As with most locations in the United States, a major cause of injury and death in Pennsylvania comes from automobile accidents. Drivers can be down-right hostile on some of the more notorious urban freeways, such as the Schuykill Expressway in Philadelphia, route 22 in Allentown, the 376 in Pittsburgh and on the Interstate 95 corridor in the southeast section of the state. The roads in Pennsylvania are notoriously bad, so be careful.
Road rage can be a problem during rush hour, so if you aren't familiar with the highway system, stay out of the left hand lane. The key to safe driving is to stay defensive, you are in unfamiliar areas and while you may feel wronged, it may be the norm.
Motorcyclists are not required to wear helmets in Pennsylvania, but it is still advised.
Rural mountain roads can sometimes be steep, and impassable in times of heavy snowfall. When traveling in the central to western part of the state, it is best to stay on main roads and highways. If you're canoeing, skiing, or doing any other outdoor activity, take necessary precautions.
Be sure to stay out of abandoned mines and quarries. As this industry falls out of the state's economy, mines and quarries are left abandoned. If you explore one, you risk the dangers of unstable supports, unstable ground, rats, snakes and other animals, forgotten explosives, blasting caps, explosive methane gas, and pockets of "blackdamp" or air without enough oxygen to support life.

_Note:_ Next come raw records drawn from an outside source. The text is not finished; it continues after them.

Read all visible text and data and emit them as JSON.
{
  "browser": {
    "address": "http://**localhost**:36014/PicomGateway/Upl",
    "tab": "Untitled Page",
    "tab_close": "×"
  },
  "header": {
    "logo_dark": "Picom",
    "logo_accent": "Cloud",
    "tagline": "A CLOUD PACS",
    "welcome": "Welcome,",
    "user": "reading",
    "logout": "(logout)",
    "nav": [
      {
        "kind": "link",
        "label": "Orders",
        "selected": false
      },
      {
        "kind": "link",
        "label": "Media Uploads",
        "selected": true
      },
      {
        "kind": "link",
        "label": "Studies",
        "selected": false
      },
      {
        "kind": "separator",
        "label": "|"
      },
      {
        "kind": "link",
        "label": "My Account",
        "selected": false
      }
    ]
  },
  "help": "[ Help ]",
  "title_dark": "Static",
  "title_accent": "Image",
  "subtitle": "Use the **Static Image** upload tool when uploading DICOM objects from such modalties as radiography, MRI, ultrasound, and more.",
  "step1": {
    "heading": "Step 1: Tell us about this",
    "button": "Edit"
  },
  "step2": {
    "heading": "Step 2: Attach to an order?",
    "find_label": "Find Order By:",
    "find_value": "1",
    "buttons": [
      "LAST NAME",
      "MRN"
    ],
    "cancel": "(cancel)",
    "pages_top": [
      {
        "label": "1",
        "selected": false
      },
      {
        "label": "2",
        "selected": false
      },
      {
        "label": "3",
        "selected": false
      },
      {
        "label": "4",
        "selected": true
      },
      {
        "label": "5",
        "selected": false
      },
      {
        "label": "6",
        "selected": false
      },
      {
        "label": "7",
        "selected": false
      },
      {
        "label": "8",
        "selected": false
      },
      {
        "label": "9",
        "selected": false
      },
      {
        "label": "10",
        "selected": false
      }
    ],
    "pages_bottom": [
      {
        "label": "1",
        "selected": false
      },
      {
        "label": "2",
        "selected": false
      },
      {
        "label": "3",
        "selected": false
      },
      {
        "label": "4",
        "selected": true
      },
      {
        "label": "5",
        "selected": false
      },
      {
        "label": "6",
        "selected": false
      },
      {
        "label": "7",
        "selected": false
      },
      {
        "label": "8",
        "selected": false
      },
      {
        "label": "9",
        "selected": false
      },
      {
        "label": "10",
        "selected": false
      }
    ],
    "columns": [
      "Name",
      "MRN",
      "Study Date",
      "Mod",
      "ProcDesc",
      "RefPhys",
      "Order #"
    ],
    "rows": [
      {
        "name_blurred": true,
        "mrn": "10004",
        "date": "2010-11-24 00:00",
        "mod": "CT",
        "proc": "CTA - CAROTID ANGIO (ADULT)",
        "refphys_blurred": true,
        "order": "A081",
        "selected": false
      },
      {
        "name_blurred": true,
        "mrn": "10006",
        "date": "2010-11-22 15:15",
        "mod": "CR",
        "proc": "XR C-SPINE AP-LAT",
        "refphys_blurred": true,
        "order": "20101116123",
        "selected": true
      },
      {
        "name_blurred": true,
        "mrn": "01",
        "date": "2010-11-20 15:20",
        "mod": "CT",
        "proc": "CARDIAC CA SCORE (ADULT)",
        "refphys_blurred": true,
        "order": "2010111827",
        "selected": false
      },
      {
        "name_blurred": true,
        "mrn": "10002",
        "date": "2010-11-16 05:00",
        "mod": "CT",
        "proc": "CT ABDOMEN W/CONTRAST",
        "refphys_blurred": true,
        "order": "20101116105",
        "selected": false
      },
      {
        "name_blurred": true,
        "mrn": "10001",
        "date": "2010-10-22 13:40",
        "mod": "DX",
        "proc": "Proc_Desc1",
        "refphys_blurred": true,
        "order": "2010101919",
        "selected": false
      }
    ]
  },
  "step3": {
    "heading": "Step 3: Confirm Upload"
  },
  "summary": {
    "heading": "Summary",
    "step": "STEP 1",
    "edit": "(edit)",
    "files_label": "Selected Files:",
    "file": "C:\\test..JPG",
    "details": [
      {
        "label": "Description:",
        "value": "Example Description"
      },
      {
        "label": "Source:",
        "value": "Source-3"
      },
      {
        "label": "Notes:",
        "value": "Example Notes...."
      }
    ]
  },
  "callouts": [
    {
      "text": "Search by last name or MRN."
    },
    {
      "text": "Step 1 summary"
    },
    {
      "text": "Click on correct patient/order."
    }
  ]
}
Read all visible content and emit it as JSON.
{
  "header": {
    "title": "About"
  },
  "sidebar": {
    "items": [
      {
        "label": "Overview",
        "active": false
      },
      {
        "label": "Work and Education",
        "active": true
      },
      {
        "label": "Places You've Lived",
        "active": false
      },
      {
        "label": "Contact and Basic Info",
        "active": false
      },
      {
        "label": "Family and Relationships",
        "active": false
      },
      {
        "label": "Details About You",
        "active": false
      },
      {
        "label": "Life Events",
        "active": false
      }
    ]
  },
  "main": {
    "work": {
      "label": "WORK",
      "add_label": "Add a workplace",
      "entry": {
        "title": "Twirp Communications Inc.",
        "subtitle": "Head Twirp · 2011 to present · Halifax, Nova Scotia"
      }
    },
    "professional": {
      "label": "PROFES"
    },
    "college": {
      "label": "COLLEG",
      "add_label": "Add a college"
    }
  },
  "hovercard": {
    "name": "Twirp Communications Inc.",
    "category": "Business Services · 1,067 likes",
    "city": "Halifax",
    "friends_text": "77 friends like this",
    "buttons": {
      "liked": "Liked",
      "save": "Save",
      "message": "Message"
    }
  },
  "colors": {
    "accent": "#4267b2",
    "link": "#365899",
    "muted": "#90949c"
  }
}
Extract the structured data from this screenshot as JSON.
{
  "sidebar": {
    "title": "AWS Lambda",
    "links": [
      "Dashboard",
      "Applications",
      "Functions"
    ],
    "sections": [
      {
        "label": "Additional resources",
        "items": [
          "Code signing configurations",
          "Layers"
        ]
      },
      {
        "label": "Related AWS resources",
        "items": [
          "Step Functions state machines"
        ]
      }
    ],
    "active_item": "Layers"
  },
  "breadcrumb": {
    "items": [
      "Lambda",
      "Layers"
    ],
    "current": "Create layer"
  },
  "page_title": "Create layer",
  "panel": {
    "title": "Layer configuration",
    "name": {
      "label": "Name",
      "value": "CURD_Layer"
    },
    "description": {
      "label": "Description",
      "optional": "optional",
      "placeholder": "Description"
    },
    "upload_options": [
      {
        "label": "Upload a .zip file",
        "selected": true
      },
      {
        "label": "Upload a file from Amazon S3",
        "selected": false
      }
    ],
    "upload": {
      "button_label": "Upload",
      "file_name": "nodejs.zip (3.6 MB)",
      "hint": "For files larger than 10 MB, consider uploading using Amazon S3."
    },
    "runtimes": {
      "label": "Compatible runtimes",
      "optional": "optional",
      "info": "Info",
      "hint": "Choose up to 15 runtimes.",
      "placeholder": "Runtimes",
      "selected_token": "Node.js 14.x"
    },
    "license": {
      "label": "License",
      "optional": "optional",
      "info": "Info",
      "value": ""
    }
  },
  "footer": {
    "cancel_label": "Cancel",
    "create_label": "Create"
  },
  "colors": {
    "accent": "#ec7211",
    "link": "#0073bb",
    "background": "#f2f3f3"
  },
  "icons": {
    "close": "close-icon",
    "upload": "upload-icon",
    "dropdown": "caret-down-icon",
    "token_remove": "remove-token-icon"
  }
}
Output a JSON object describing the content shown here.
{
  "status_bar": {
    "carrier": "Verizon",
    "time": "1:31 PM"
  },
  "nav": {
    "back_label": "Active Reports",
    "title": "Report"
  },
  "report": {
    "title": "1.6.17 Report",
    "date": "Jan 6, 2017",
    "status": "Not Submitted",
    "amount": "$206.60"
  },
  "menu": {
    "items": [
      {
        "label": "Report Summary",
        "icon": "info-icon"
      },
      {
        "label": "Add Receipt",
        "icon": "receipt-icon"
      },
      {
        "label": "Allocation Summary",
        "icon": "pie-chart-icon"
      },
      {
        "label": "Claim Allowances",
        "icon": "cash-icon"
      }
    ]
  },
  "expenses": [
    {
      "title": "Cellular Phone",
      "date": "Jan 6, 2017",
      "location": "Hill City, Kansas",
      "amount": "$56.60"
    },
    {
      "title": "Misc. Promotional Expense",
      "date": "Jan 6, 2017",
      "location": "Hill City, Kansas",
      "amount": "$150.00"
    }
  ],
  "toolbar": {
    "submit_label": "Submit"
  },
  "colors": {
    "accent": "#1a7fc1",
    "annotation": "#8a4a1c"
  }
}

Exploring the woods alone can be dangerous, due to the large deer and other wild animal population. Use insect repellent to avoid disease, wear long clothing, and do not wander onto someone's property.
Flooding and snow are the most common natural disasters. Flash flooding can be a problem. Tornadoes are rare but experienced, and earthquakes are almost unheard of. Hurricanes coming up the Atlantic can strike, so be prepared. Temperatures in the summer can reach 100 degrees in places, so bring water and sunscreen. Thunderstorms are common in the summer.
If you are not from Pennsylvania you can buy any 1.4g (Class C / Consumer Grade) fireworks from an outlet for transport out of state, however, Pennsylvania residents can only purchase "Safe and Sane" fireworks (those that do not leave the ground or explode) without a permit. All brick and mortar stores will have additional information, but tents and other temporary sales locations may or may not have correct information. Local laws vary greatly and many campsites prohibit their use outright, so you will need to check before you use them in-state. Fireworks stores and tents tend to be located in border areas but can be found throughout the state.
You do not need a permit to carry a firearm openly throughout the state, except in the city of Philadelphia. Gun laws are fairly loose compared to other states.
During periods of hunting season, persons entering the woods are advised by the PA Game Commission to wear "blaze orange".
Pennsylvania has borders with New Jersey, Delaware, Maryland, New York, Ohio,and West Virginia. Connections to major cities such as Baltimore, Washington, DC, New York City, Cleveland, Columbus, and Buffalo are easy by car and air travel. Amtrak offers service on its high-speed northeast corridor line from Boston to Washington, DC.